Data from: The risk and intensity of sperm ejection in female birds
Dean, Rebecca; Nakagawa, Shinichi; Pizzari, Tom (2011), Data from: The risk and intensity of sperm ejection in female birds, Dryad, Dataset, https://doi.org/10.5061/dryad.46hs2

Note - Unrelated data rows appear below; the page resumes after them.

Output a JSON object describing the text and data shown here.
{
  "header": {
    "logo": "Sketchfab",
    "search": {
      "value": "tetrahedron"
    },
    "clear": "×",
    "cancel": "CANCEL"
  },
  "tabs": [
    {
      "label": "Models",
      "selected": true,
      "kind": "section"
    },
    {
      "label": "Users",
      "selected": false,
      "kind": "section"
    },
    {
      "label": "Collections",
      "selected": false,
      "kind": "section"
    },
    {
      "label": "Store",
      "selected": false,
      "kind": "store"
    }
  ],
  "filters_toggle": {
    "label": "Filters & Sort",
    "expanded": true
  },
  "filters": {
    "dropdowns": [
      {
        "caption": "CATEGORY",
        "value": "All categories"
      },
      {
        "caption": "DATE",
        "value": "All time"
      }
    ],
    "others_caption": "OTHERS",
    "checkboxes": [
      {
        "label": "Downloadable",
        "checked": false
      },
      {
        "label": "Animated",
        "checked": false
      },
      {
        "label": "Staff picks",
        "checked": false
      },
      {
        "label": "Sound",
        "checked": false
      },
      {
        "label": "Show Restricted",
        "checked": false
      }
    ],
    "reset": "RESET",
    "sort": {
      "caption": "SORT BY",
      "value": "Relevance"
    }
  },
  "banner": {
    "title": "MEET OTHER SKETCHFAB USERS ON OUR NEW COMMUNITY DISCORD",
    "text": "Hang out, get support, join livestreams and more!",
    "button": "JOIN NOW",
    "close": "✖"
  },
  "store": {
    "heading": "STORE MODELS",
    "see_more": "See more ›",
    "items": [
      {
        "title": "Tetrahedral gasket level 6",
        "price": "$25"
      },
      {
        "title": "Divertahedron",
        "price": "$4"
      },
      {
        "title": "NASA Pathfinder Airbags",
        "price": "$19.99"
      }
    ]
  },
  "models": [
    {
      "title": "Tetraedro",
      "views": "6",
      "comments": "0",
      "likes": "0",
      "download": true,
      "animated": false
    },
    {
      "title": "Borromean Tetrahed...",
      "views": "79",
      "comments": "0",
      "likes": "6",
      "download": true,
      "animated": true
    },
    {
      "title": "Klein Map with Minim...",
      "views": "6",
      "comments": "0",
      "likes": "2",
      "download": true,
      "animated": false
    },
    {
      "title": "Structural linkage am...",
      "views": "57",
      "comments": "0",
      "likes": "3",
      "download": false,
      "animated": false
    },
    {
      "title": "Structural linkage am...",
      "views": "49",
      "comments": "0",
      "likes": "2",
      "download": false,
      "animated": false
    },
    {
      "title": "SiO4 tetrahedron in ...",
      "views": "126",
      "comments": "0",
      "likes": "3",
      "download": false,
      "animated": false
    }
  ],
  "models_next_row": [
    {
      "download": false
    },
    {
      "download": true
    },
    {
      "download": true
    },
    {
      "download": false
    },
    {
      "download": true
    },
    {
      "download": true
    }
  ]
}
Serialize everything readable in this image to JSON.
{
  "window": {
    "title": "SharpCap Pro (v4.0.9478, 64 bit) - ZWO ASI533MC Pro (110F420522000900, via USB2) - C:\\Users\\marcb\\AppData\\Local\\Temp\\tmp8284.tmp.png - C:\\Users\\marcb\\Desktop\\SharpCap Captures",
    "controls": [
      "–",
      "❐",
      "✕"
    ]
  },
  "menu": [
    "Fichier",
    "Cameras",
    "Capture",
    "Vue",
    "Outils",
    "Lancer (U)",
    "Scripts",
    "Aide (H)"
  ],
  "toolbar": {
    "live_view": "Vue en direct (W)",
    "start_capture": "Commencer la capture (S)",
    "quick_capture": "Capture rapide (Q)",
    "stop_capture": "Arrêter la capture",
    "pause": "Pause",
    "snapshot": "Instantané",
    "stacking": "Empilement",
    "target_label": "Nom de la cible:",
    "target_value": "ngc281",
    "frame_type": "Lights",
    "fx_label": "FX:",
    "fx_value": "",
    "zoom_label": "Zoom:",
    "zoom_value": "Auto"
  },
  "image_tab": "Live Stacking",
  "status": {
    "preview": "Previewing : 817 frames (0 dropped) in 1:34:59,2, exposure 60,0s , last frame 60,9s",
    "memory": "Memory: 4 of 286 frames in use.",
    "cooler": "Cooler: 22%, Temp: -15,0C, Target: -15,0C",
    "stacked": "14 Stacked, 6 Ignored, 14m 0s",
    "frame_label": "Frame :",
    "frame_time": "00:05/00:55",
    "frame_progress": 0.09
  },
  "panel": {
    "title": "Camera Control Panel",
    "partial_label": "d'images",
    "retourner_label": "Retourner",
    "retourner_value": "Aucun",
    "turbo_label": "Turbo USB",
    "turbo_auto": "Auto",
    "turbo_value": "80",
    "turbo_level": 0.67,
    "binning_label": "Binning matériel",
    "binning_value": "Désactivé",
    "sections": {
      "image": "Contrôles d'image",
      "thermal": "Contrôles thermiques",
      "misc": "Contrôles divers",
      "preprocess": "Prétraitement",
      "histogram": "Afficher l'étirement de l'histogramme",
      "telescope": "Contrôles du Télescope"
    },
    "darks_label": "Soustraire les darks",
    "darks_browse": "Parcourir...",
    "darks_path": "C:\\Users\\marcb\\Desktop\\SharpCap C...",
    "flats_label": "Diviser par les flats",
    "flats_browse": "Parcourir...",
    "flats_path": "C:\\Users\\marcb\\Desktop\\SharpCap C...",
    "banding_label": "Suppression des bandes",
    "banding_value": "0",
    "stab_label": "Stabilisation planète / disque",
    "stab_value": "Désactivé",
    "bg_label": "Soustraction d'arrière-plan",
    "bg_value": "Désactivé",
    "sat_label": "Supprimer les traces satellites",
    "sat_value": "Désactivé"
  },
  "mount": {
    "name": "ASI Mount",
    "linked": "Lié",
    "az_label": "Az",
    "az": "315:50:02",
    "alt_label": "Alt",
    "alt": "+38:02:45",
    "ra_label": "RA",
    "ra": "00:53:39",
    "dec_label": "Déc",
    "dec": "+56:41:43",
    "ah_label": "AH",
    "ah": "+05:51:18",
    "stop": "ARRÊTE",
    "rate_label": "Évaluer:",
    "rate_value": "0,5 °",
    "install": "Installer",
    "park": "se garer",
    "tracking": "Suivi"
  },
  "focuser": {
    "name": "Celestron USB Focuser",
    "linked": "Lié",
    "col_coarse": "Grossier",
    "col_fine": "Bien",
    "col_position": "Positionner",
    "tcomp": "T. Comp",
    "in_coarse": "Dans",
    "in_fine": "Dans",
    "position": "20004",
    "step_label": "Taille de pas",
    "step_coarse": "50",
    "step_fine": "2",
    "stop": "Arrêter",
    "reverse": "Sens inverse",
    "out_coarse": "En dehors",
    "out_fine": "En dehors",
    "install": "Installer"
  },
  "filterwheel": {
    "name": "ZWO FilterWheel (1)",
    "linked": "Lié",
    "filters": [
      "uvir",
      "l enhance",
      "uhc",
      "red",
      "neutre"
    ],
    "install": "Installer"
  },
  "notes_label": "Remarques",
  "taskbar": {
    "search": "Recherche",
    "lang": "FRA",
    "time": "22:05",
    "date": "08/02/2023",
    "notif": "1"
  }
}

The way females utilise the gametes of different males has important consequences for sexual selection, sexual conflict and intersexual coevolution in natural populations. However, patterns of sperm utilisation by females are difficult to demonstrate, and their functional significance remains unclear. Here, we experimentally study sperm ejection in the fowl, Gallus gallus domesticus, where females eject preferentially the sperm of socially subordinate males. We study two measures of sperm ejection: (i) the probability that an ejaculate is ejected ('risk'), and (ii) the proportion of semen ejected ('intensity'), and show that both measures are strongly non-random with respect to characteristics of the ejaculate, the male and the female. Sperm ejection neutralised on average 80% of an ejaculate, and while larger ejaculates suffered a higher ejection risk, smaller ejaculates suffered more intense ejection. After controlling for ejaculate volume, socially subdominant males suffered higher ejection intensity. After controlling for male and ejaculate effects, ejection risk increased and intensity declined as females mated with successive males. Collectively, these results reveal that sperm ejection risk and intensity are at least partly actively caused by female behaviour, and generate independent selective pressures on male and ejaculate phenotypes.